It is with deep sadness that we announce the passing of Michael L. Quinn, FAIA, co-founder of Quinn Evans Architects and a visionary in the practice of architecture and historic preservation.
Mike was much loved and admired within the QEA family. In 1984, he and another University of Michigan graduate, David Evans, launched our firm. He was highly influential in the fields of design, preservation architecture, and urban revitalization; and his many award-winning projects are a testament to his exceptional creativity and professionalism. Mike mentored us, encouraged us, challenged us, and inspired us, and we are privileged to have known him.
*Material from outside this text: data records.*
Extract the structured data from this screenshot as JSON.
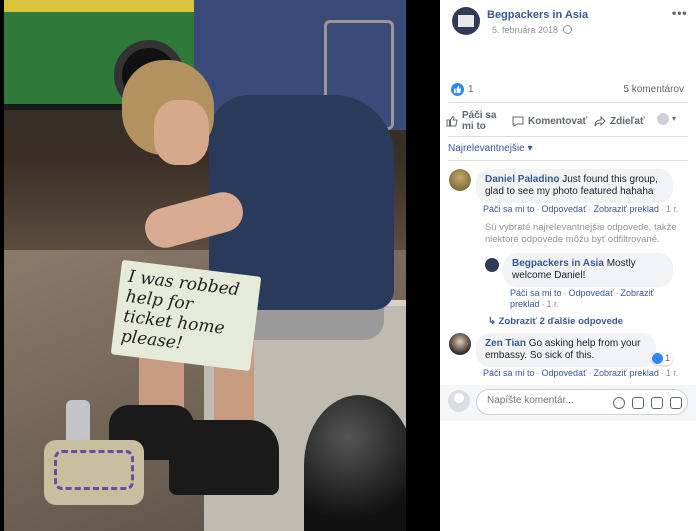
{
  "post": {
    "page_name": "Begpackers in Asia",
    "date": "5. februára 2018 ·",
    "more": "•••",
    "likes": "1",
    "comments_count": "5 komentárov",
    "photo_sign_lines": [
      "I was robbed",
      "help for",
      "ticket home",
      "please!"
    ]
  },
  "actions": {
    "like": "Páči sa mi to",
    "comment": "Komentovať",
    "share": "Zdieľať",
    "caret": "▾"
  },
  "sort": {
    "label": "Najrelevantnejšie ▾"
  },
  "comments": [
    {
      "author": "Daniel Paladino",
      "text": "Just found this group, glad to see my photo featured hahaha",
      "actions": [
        "Páči sa mi to",
        "Odpovedať",
        "Zobraziť preklad"
      ],
      "time": "1 r."
    },
    {
      "author": "Begpackers in Asia",
      "text": "Mostly welcome Daniel!",
      "actions": [
        "Páči sa mi to",
        "Odpovedať",
        "Zobraziť preklad"
      ],
      "time": "1 r."
    },
    {
      "author": "Zen Tian",
      "text": "Go asking help from your embassy. So sick of this.",
      "actions": [
        "Páči sa mi to",
        "Odpovedať",
        "Zobraziť preklad"
      ],
      "time": "1 r.",
      "reaction_count": "1"
    }
  ],
  "filtered_notice": "Sú vybraté najrelevantnejšie odpovede, takže niektoré odpovede môžu byť odfiltrované.",
  "more_replies": "↳   Zobraziť 2 ďalšie odpovede",
  "composer": {
    "placeholder": "Napíšte komentár..."
  },
  "colors": {
    "link": "#385898",
    "meta": "#90949c",
    "accent": "#2d88ff"
  }
}
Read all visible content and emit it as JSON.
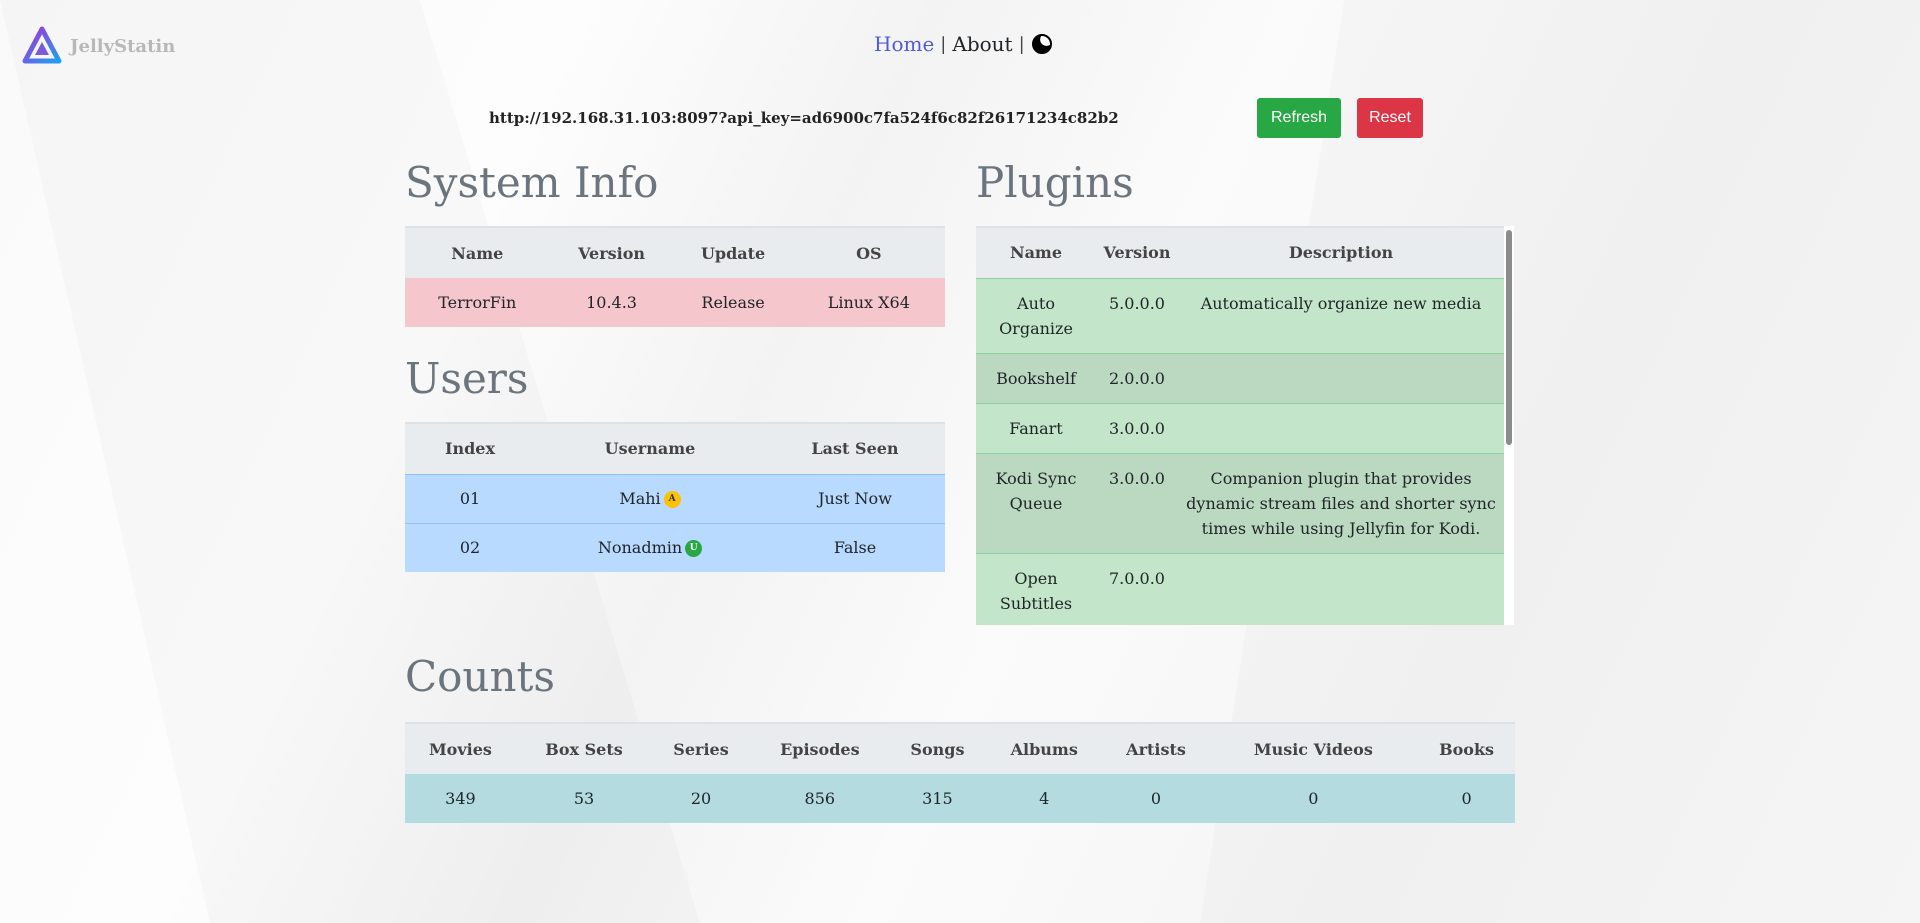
{
  "app": {
    "name": "JellyStatin"
  },
  "nav": {
    "home": "Home",
    "about": "About",
    "sep": "|",
    "theme_icon": "half-moon-icon"
  },
  "server": {
    "url": "http://192.168.31.103:8097?api_key=ad6900c7fa524f6c82f26171234c82b2",
    "refresh": "Refresh",
    "reset": "Reset"
  },
  "colors": {
    "refresh": "#28a745",
    "reset": "#dc3545",
    "link": "#4e5dd6"
  },
  "system": {
    "title": "System Info",
    "headers": [
      "Name",
      "Version",
      "Update",
      "OS"
    ],
    "row": [
      "TerrorFin",
      "10.4.3",
      "Release",
      "Linux X64"
    ]
  },
  "users": {
    "title": "Users",
    "headers": [
      "Index",
      "Username",
      "Last Seen"
    ],
    "rows": [
      {
        "index": "01",
        "username": "Mahi",
        "badge": "A",
        "last_seen": "Just Now"
      },
      {
        "index": "02",
        "username": "Nonadmin",
        "badge": "U",
        "last_seen": "False"
      }
    ]
  },
  "plugins": {
    "title": "Plugins",
    "headers": [
      "Name",
      "Version",
      "Description"
    ],
    "rows": [
      {
        "name": "Auto Organize",
        "version": "5.0.0.0",
        "description": "Automatically organize new media"
      },
      {
        "name": "Bookshelf",
        "version": "2.0.0.0",
        "description": ""
      },
      {
        "name": "Fanart",
        "version": "3.0.0.0",
        "description": ""
      },
      {
        "name": "Kodi Sync Queue",
        "version": "3.0.0.0",
        "description": "Companion plugin that provides dynamic stream files and shorter sync times while using Jellyfin for Kodi."
      },
      {
        "name": "Open Subtitles",
        "version": "7.0.0.0",
        "description": ""
      }
    ]
  },
  "counts": {
    "title": "Counts",
    "headers": [
      "Movies",
      "Box Sets",
      "Series",
      "Episodes",
      "Songs",
      "Albums",
      "Artists",
      "Music Videos",
      "Books"
    ],
    "values": [
      "349",
      "53",
      "20",
      "856",
      "315",
      "4",
      "0",
      "0",
      "0"
    ]
  }
}
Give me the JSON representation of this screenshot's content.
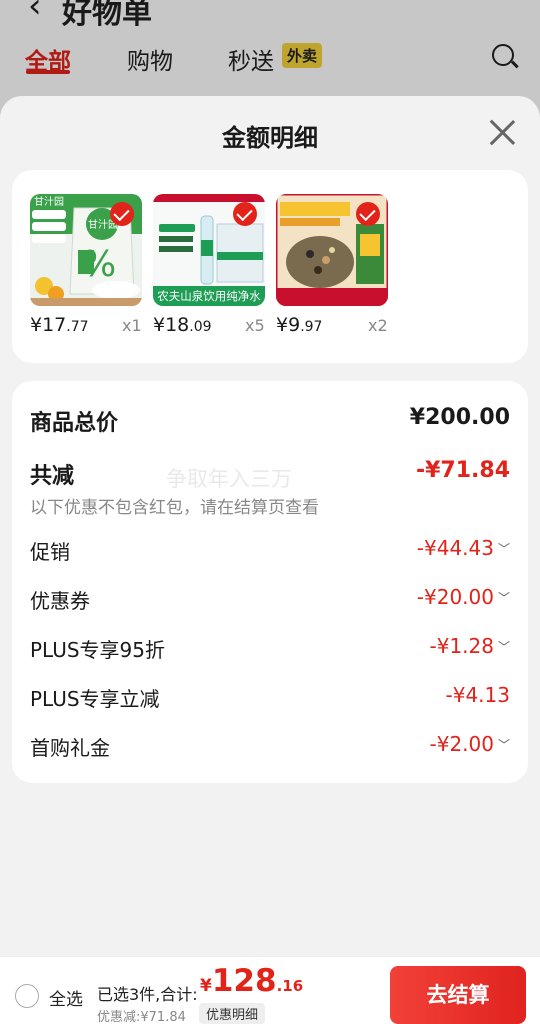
{
  "background_page": {
    "title": "好物单",
    "tabs": [
      {
        "label": "全部",
        "active": true
      },
      {
        "label": "购物",
        "active": false
      },
      {
        "label": "秒送",
        "active": false
      }
    ],
    "badge": "外卖"
  },
  "sheet": {
    "title": "金额明细"
  },
  "products": [
    {
      "price_int": "¥17",
      "price_dec": ".77",
      "qty": "x1",
      "image_name": "ganzhiyuan-sugar-product"
    },
    {
      "price_int": "¥18",
      "price_dec": ".09",
      "qty": "x5",
      "image_name": "nongfu-spring-water-product",
      "caption": "农夫山泉饮用纯净水"
    },
    {
      "price_int": "¥9",
      "price_dec": ".97",
      "qty": "x2",
      "image_name": "mixed-grain-rice-product"
    }
  ],
  "amount": {
    "total_label": "商品总价",
    "total_value": "¥200.00",
    "reduce_label": "共减",
    "reduce_value": "-¥71.84",
    "note": "以下优惠不包含红包，请在结算页查看",
    "watermark": "争取年入三万",
    "items": [
      {
        "label": "促销",
        "value": "-¥44.43",
        "expandable": true
      },
      {
        "label": "优惠券",
        "value": "-¥20.00",
        "expandable": true
      },
      {
        "label": "PLUS专享95折",
        "value": "-¥1.28",
        "expandable": true
      },
      {
        "label": "PLUS专享立减",
        "value": "-¥4.13",
        "expandable": false
      },
      {
        "label": "首购礼金",
        "value": "-¥2.00",
        "expandable": true
      }
    ]
  },
  "bottom_bar": {
    "select_all": "全选",
    "selected": "已选3件,合计:",
    "total_currency": "¥",
    "total_int": "128",
    "total_dec": ".16",
    "discount": "优惠减:¥71.84",
    "detail_button": "优惠明细",
    "checkout_button": "去结算"
  },
  "colors": {
    "accent_red": "#e2231a",
    "badge_yellow": "#f5d43a",
    "sheet_bg": "#f2f2f2"
  }
}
Donations can be made to the Michael L. Quinn and David S. Evans Endowed Scholarship, the Michigan Theater, and the Smile Train.
Michael Lee Quinn, FAIA, co-founder of Quinn Evans Architects and long-time champion of historic preservation and urban revitalization, passed away on January 25, 2018. He was 70 years old.
One of the nation’s most accomplished and respected architects, Quinn enjoyed a career that spanned more than 45 years. He and co-founder David S. Evans, FAIA, launched Quinn Evans Architects in 1984, beginning as a two-person practice with offices in Washington, D.C., and Ann Arbor, Michigan. Their vision for a preservation-based practice, focusing on meticulous research, design authenticity, economic viability, and long-term sustainability, quickly met with success. Quinn Evans Architects soon earned high-profile historic preservation commissions including the Michigan State Capitol in Lansing, the Wayne County Courthouse in Michigan, and the Smithsonian Institution’s Arts and Industries building in Washington, DC. Today, the firm has grown to more than 140 employees and is nationally recognized for its work in the preservation field.
Quinn studied architecture at the University of Michigan and subsequently spent two years with the Peace Corps in Barbados. He continued his academic career studying architecture in the Danish International Studies Program in Copenhagen, then returned to the University of Michigan to earn his master’s degree in architecture. In 1974, while working with the firm of Preservation Urban Design, Inc., he met another Michigan grad, David Evans. Both men held a passion for pursuing urban design and planning initiatives to aid in the revitalization of struggling downtowns, including Detroit. Quinn’s work in this area helped lead in part to the founding of the National Trust for Historic Preservation’s National Main Street program.
A hands-on professional who cared deeply about each project and client, Quinn played a leading role in many notable projects, including Frank Lloyd Wright’s Pope-Leighey house in Alexandria, Va.; the City Opera House in Traverse City, Mich.; the Wren Building at the College of William & Mary in Williamsburg, Va.; the Hill Auditorium at the University of Michigan; the Colorado State Capitol dome in Denver; the Academy Art Museum in Easton, Md.; the Milwaukee Federal Building and Old Courthouse; the Concert Hall at the John F. Kennedy Center for the Performing Arts in Washington, D.C.; the Peabody Conservatory of Music at Johns Hopkins University in Baltimore; and the Eisenhower Executive Office Building and the U.S. Treasury Building in Washington, D.C.
Quinn served as a peer reviewer for the U.S. General Services Administration’s Design Excellence Program, as a juror for state and national design awards programs, and on the Alumni Society Board of Governors for the University of Michigan’s Taubman College of Architecture and Urban Design. He received the Michigan Historic Preservation Network Lifetime Achievement Award. In recognition of his design accomplishments and decades of contributions to the profession, Quinn also earned the distinction of Fellow in the American Institute of Architects. In 2017, Mike Quinn and David Evans were honored by Quinn Evans Architects with the establishment of the Michael L. Quinn and David S. Evans Endowed Scholarship Fund at the University of Michigan.